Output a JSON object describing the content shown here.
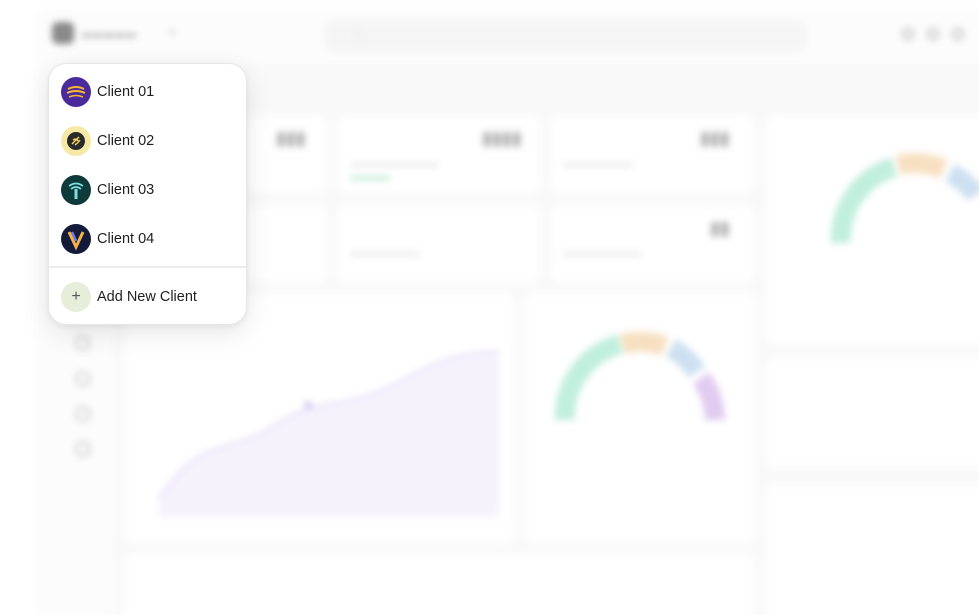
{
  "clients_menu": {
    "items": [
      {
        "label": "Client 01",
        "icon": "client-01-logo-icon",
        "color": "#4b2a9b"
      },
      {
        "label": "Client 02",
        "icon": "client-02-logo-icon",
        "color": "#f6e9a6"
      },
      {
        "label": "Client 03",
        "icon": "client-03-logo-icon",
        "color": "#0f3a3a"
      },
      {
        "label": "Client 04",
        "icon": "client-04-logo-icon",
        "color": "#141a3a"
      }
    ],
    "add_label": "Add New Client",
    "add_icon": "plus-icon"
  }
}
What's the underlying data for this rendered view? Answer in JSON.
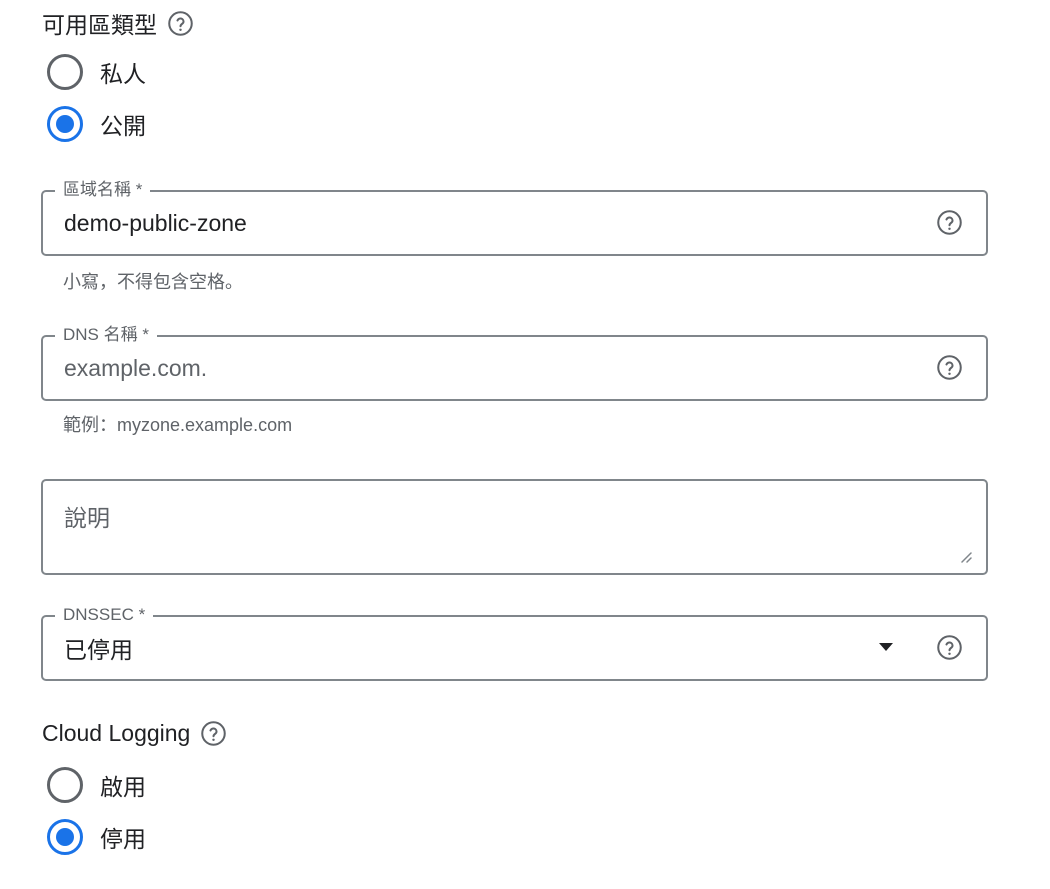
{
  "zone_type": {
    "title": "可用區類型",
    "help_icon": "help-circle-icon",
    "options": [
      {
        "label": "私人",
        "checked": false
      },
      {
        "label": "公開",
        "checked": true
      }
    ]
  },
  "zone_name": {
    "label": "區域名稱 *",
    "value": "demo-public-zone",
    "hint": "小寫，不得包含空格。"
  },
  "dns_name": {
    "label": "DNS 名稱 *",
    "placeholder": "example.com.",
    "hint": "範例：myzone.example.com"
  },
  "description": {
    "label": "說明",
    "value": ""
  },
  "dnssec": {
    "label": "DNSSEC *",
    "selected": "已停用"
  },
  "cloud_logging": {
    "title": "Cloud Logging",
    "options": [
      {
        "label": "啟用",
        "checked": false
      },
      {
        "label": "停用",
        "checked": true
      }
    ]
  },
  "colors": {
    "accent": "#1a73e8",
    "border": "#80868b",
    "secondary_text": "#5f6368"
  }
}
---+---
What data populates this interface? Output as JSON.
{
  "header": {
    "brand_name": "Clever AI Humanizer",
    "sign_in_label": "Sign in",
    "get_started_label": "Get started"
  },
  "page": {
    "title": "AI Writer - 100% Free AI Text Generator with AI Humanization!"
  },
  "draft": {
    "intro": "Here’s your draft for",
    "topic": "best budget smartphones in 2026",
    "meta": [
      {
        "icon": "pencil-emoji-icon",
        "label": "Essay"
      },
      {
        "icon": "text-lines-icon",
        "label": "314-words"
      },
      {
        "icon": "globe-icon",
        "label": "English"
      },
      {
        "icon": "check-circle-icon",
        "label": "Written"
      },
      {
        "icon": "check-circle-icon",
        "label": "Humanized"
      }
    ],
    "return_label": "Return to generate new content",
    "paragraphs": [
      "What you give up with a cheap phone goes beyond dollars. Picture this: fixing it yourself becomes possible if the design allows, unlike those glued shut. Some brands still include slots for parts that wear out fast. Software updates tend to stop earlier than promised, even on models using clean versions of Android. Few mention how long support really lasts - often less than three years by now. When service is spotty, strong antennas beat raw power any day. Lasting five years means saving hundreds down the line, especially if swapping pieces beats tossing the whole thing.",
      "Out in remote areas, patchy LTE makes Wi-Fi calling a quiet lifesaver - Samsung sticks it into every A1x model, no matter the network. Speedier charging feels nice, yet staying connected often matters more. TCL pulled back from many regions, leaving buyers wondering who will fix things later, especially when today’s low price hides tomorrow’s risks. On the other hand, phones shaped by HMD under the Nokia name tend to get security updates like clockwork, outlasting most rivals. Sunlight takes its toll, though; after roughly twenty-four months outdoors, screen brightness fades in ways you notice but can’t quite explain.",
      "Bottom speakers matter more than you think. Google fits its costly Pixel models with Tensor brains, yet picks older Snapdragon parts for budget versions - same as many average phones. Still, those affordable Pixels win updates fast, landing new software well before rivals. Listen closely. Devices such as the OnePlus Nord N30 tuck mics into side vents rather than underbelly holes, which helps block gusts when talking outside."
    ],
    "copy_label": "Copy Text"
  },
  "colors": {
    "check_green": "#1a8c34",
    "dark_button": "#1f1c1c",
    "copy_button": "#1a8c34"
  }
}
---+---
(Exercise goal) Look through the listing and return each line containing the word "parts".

(Result below)
      "What you give up with a cheap phone goes beyond dollars. Picture this: fixing it yourself becomes possible if the design allows, unlike those glued shut. Some brands still include slots for parts that wear out fast. Software updates tend to stop earlier than promised, even on models using clean versions of Android. Few mention how long support really lasts - often less than three years by now. When service is spotty, strong antennas beat raw power any day. Lasting five years means saving hundreds down the line, especially if swapping pieces beats tossing the whole thing.",
      "Bottom speakers matter more than you think. Google fits its costly Pixel models with Tensor brains, yet picks older Snapdragon parts for budget versions - same as many average phones. Still, those affordable Pixels win updates fast, landing new software well before rivals. Listen closely. Devices such as the OnePlus Nord N30 tuck mics into side vents rather than underbelly holes, which helps block gusts when talking outside."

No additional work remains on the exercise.